Where do I begin? I spend a lot of time on the periphery of the city and visit landscapes that are often under-utilized or contaminated. One time I was walking through a former dump site and found an area full of butterflies. They were feeding off of Senecio jacobea plants (common ragwort) that had spontaneously grown and had provided habitat for these butterflies who feed of their flowers from June to November. Most people view these landscapes as problematic, but the way in which wildlife and people are colonizing these areas have made them quite beautiful.

To what extent, if any, has your proposed project changed since your arrival?

Not much. I hear of people completely changing their project after they arrive and experience Rome. I had gotten really into my project prior to coming here and had done a lot of research in order to write my proposal, so it hasn’t changed significantly since my arrival.

Have you had any "eureka!" moments or unanticipated breakthroughs in the course of your work here?

Yes, many, and it usually happens between sorting through vast amounts of data and visiting actual places in Rome and outside of Rome. Working between the two and seeing how larger systems manifest themselves at a smaller scale in the landscape, is fascinating.

What aspect of your project are you most looking forward to?

I am looking forward to seeing it all come together for Open Studios in June.

What part of your project has been or do you anticipate will be the most challenging? Finding comprehensive and consistent data.

What's surprised you most about living in Rome?

That they have a newly opened theme park called “Rainbow Magicland”.

How have you managed the balance between your work (time in the studio/study) and engagement with Rome and Italy (travel, sightseeing, interactions with locals)?

It depends on the week but I usually spend about half the week out in Rome experiencing sites and meeting with people and the other half in my studio working and interpreting data.

How do you anticipate your Rome Prize Fellowship will influence future work?

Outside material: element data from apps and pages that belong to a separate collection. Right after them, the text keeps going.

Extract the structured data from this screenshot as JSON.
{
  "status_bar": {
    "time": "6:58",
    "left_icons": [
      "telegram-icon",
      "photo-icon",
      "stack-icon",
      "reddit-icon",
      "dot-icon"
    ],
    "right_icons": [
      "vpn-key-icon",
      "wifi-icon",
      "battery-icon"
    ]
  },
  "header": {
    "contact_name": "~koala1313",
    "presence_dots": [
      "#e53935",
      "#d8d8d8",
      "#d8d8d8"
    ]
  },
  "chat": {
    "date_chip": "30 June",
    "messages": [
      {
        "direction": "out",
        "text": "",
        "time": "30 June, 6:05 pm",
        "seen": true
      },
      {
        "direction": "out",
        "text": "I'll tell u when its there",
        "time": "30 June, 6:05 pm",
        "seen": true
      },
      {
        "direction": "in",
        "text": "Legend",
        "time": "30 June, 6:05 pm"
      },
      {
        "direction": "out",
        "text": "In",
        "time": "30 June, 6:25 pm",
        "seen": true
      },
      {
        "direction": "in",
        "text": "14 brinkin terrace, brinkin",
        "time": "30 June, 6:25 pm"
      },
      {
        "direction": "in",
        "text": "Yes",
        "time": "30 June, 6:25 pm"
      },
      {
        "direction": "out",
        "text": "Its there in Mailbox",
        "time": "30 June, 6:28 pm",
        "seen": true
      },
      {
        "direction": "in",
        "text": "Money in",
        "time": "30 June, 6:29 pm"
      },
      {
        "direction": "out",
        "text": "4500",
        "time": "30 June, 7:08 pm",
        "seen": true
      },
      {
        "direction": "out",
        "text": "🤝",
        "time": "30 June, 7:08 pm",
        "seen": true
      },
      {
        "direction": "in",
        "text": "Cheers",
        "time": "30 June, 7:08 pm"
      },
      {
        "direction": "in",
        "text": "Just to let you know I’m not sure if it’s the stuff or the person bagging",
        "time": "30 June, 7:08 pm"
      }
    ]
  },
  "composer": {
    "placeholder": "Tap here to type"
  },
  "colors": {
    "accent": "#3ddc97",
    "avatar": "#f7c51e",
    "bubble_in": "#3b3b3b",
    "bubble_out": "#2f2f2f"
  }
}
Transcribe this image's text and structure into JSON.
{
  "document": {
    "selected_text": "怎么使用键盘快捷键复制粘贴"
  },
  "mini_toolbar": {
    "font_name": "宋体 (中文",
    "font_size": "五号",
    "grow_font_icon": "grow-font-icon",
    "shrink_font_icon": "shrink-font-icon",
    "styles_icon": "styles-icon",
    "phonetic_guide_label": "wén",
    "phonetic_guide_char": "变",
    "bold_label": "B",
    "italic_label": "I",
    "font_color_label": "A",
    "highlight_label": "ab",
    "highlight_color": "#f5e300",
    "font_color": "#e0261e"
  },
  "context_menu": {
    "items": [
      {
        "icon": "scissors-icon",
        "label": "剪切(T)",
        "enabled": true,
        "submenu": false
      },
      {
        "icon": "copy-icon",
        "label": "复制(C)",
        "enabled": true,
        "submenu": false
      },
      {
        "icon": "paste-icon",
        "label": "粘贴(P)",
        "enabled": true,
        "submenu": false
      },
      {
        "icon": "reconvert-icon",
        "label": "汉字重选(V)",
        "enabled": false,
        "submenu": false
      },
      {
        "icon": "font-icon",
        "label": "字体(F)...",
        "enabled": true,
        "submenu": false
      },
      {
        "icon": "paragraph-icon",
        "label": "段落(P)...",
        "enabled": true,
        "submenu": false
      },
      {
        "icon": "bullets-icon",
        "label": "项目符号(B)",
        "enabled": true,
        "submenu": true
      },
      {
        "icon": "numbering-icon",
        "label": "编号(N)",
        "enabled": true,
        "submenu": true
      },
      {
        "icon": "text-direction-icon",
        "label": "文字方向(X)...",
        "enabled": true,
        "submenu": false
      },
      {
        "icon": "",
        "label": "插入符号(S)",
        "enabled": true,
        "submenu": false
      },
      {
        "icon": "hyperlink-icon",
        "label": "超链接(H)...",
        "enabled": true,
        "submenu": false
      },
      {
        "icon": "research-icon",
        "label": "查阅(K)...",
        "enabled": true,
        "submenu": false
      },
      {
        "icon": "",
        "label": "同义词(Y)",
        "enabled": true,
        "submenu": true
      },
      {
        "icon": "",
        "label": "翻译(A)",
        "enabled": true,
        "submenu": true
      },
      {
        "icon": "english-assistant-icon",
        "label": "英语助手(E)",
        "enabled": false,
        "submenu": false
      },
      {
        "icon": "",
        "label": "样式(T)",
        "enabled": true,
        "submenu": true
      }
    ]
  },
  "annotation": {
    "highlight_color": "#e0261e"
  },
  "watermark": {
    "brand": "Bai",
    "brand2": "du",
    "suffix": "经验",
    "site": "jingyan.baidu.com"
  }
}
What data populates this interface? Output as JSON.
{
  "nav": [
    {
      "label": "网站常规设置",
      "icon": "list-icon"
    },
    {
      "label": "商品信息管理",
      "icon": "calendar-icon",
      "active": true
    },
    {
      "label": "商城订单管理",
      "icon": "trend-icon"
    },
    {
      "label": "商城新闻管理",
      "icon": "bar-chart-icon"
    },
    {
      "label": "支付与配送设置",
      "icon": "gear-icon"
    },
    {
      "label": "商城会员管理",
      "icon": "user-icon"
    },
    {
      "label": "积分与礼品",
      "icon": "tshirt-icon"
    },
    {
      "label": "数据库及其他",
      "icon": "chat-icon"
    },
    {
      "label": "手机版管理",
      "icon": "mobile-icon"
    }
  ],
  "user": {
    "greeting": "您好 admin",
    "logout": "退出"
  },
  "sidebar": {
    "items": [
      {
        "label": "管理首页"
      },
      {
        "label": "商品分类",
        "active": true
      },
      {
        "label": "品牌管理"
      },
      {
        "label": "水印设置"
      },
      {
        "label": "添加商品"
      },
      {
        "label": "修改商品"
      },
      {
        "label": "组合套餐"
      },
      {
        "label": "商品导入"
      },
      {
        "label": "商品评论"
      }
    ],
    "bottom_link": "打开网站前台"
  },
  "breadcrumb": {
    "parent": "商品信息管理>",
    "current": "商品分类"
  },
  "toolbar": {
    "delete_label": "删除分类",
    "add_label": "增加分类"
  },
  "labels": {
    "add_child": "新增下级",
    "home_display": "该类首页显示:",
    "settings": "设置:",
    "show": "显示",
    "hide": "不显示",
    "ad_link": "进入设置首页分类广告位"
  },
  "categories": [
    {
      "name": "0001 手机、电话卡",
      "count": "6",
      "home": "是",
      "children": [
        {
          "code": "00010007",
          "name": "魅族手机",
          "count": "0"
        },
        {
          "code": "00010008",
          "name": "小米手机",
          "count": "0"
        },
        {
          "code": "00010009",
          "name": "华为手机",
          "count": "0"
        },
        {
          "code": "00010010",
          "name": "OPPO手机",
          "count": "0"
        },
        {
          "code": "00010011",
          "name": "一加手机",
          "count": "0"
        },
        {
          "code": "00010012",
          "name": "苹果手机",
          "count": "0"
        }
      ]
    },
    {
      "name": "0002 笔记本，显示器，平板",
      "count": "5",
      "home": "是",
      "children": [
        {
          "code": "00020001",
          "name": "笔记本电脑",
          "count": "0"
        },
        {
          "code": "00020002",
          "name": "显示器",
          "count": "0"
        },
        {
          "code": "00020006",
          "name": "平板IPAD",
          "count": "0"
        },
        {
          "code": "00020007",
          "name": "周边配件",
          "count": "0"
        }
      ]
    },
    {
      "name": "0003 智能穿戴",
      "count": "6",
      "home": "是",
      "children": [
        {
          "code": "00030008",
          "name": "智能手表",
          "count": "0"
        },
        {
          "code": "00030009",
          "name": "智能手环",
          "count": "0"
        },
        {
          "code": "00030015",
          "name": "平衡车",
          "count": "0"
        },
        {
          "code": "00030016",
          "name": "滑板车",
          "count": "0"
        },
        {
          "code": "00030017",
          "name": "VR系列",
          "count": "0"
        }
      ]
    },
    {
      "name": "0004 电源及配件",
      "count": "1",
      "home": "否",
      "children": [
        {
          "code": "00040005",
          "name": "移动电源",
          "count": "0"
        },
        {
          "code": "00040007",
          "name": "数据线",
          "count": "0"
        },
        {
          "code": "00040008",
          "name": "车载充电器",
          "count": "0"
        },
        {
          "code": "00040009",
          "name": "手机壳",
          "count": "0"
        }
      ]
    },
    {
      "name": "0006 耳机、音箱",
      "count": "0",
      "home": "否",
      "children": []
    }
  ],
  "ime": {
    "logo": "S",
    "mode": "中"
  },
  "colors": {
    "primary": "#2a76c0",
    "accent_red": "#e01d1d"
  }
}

I am not yet sure. I have learned an incredible amount through my research, the people at the Academy and the local Romans I have met and I know these experiences will profoundly shape how I approach my work after I leave the Academy.

What is your favorite spot at the Academy? or in Rome?

My studio. The space itself is amazing but the views are the best in Rome.